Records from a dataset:
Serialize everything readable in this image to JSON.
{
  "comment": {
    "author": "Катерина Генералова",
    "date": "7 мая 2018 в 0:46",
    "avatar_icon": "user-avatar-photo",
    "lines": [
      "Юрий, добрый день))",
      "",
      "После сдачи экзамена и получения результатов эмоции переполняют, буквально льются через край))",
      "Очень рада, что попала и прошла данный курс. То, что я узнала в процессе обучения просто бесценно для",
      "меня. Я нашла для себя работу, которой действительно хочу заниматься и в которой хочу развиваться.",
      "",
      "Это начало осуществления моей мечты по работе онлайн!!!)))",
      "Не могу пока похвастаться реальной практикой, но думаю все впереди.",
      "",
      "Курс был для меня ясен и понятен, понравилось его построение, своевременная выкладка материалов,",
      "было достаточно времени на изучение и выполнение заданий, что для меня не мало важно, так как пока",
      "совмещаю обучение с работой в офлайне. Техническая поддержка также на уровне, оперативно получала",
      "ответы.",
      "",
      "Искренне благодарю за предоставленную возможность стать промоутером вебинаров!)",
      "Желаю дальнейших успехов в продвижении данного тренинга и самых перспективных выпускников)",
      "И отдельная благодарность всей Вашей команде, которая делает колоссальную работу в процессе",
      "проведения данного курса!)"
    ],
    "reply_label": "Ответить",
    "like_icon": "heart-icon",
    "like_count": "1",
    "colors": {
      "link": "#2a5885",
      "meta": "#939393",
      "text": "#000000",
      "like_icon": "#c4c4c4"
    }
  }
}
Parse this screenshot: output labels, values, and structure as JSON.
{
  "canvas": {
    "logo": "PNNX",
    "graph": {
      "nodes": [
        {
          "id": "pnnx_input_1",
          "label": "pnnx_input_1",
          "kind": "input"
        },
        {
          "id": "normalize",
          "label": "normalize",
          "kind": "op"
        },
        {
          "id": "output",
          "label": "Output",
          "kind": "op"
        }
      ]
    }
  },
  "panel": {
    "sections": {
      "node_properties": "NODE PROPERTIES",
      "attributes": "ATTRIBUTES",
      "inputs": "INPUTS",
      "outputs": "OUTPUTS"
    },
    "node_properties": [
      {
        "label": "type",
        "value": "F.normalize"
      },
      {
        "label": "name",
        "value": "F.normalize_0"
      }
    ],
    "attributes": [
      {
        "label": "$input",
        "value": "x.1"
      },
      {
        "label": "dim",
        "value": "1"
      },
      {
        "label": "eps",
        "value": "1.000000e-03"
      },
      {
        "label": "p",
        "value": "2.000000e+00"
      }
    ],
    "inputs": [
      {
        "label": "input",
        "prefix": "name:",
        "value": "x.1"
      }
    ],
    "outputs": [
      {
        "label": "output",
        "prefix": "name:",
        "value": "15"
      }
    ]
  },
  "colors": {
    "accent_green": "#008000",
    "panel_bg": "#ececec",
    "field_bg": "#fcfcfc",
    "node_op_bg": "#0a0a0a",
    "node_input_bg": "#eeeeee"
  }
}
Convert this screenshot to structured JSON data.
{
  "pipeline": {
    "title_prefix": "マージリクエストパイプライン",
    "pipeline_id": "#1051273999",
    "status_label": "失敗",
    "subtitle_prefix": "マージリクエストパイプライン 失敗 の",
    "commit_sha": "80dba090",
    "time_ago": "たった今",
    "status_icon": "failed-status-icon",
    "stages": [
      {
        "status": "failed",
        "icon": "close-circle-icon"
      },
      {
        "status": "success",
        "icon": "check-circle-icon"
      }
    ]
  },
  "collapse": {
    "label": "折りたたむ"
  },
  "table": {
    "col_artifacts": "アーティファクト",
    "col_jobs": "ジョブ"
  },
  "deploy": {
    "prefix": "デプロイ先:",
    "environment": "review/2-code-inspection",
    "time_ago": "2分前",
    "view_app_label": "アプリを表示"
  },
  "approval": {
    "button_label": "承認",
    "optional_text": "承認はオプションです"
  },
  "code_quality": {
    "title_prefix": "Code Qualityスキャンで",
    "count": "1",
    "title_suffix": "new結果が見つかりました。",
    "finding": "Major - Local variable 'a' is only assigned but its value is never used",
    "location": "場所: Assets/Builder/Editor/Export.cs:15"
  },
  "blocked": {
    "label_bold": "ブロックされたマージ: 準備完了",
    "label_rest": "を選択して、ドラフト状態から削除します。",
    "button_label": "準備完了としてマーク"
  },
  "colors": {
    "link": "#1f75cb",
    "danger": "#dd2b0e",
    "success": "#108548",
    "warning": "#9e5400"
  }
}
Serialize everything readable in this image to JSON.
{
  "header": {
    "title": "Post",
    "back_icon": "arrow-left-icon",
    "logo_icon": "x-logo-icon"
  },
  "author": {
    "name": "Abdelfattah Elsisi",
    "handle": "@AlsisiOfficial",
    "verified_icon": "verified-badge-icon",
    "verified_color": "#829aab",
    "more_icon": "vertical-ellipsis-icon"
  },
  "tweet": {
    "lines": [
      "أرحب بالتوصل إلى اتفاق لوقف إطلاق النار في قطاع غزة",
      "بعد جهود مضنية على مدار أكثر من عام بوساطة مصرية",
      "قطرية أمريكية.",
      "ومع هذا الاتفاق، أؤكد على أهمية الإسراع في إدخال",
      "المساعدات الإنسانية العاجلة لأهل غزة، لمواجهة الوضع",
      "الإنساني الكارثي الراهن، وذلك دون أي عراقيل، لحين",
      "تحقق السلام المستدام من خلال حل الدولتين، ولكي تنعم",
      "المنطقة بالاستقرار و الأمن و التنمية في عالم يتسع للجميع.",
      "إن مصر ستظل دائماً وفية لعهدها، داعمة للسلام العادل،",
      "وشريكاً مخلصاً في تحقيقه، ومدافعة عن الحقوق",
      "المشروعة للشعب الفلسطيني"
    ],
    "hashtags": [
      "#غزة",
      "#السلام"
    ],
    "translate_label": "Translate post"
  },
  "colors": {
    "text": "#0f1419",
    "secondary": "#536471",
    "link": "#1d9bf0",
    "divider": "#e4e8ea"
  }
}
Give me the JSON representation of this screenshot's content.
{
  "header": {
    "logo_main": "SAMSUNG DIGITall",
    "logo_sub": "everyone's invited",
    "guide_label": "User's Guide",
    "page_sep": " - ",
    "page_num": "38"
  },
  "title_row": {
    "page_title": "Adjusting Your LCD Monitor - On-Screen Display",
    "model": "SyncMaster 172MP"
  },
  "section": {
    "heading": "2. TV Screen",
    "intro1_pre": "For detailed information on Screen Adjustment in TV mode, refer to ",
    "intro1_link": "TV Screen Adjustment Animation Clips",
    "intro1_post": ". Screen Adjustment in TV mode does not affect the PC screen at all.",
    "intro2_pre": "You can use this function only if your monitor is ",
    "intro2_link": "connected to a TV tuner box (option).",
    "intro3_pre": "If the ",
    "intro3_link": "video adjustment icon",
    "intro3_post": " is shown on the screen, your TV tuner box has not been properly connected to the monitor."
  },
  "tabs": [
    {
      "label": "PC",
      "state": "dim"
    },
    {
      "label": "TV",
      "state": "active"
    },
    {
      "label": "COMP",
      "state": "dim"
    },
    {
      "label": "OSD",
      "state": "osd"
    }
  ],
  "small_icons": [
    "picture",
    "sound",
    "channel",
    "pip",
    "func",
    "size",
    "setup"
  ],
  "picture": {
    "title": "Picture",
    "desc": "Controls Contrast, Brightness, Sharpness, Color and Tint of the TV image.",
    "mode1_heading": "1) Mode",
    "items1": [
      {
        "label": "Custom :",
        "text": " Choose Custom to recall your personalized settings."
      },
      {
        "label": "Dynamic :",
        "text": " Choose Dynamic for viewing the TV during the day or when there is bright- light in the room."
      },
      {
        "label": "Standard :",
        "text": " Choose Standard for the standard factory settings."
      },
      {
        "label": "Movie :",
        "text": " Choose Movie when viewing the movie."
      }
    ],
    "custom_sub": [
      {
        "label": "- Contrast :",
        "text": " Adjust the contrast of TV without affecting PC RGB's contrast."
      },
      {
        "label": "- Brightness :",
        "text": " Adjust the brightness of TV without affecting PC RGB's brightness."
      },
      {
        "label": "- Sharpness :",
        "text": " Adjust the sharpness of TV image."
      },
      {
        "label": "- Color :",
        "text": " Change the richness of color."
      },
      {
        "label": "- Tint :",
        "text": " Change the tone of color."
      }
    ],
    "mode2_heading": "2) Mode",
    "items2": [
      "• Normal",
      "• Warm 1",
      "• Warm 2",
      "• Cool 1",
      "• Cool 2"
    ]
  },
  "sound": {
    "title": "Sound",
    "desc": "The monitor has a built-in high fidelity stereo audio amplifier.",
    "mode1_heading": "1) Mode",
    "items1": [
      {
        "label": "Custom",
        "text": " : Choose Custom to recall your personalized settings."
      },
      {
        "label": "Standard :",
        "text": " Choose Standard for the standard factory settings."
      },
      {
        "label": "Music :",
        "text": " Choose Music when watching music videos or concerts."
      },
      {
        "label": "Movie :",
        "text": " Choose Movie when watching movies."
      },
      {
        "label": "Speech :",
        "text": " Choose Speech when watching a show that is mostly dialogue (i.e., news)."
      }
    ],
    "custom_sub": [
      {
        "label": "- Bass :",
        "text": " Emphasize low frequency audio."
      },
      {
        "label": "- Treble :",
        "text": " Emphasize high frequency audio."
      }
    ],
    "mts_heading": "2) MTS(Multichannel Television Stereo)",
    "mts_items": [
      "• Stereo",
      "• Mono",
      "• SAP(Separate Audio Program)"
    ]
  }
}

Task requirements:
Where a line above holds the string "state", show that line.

Answer to this task:
      "state": "dim"
      "state": "active"
      "state": "dim"
      "state": "osd"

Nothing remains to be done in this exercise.